▼

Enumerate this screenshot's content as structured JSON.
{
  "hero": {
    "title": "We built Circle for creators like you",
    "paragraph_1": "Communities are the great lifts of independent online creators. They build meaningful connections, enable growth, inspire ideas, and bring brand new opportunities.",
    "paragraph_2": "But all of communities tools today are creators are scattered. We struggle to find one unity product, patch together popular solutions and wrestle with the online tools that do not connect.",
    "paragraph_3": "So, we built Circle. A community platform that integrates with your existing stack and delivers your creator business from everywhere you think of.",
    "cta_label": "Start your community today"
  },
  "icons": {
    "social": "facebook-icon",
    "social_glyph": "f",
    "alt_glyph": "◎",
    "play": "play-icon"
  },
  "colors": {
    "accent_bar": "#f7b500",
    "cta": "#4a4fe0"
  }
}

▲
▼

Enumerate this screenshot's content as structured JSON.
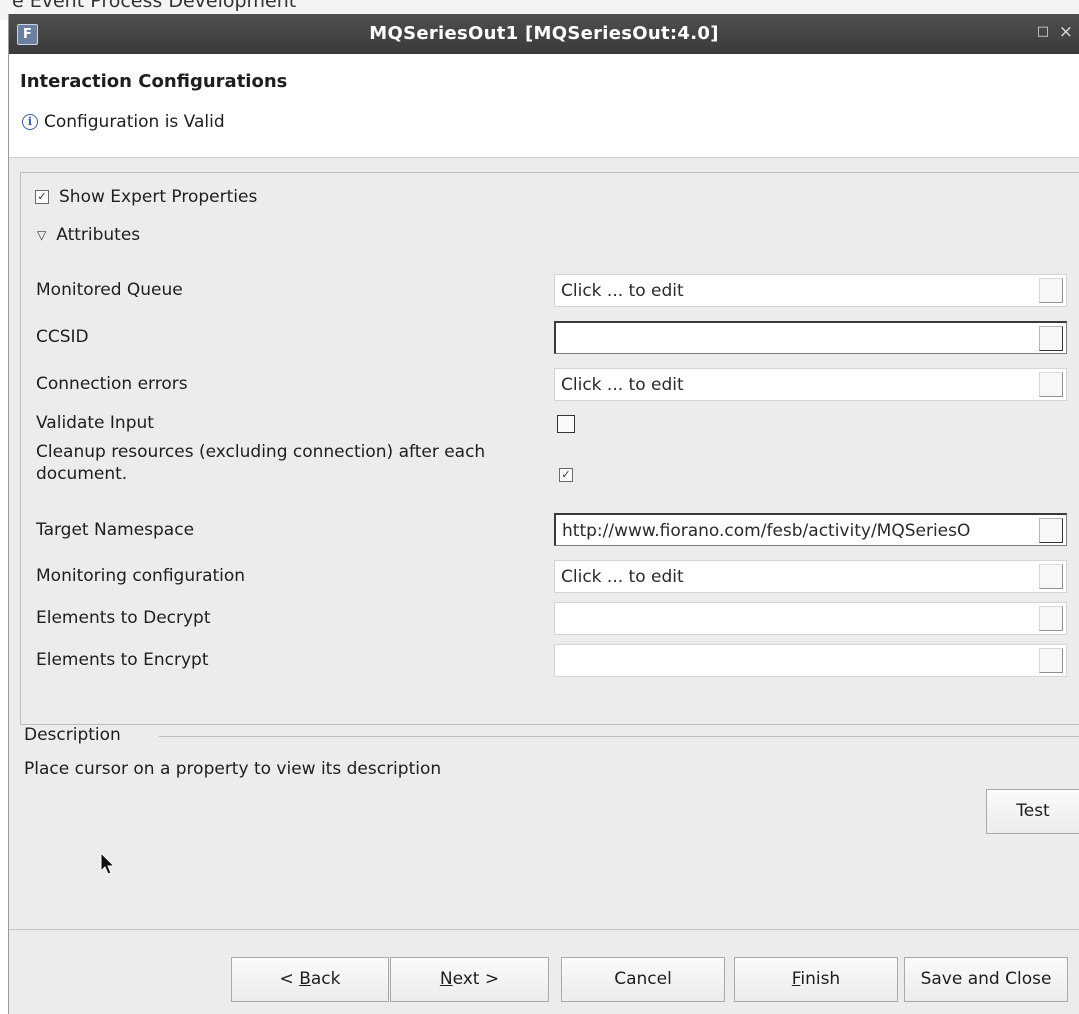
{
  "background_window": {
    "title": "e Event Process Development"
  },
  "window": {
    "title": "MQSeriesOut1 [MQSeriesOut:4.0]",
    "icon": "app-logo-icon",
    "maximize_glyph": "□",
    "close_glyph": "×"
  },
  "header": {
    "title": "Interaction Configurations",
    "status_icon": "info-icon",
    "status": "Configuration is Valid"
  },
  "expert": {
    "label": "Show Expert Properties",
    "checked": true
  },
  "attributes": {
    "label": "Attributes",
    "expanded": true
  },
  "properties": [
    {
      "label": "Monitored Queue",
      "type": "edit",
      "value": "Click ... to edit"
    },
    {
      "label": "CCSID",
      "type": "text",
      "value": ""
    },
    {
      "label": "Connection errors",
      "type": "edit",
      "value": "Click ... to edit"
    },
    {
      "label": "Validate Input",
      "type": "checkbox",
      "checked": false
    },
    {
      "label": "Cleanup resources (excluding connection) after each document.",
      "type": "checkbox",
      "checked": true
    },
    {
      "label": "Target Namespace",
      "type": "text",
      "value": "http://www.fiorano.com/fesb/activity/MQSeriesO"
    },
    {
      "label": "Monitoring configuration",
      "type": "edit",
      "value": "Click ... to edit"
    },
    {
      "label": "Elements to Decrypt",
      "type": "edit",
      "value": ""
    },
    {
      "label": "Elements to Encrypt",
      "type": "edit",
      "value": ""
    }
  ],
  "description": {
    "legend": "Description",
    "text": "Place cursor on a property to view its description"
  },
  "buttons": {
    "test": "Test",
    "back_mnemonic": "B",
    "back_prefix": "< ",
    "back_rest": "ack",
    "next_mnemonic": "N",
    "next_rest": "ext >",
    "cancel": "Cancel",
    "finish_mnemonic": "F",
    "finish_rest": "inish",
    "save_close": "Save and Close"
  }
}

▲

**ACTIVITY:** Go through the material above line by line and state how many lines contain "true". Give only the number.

**TASK RESPONSE:** 3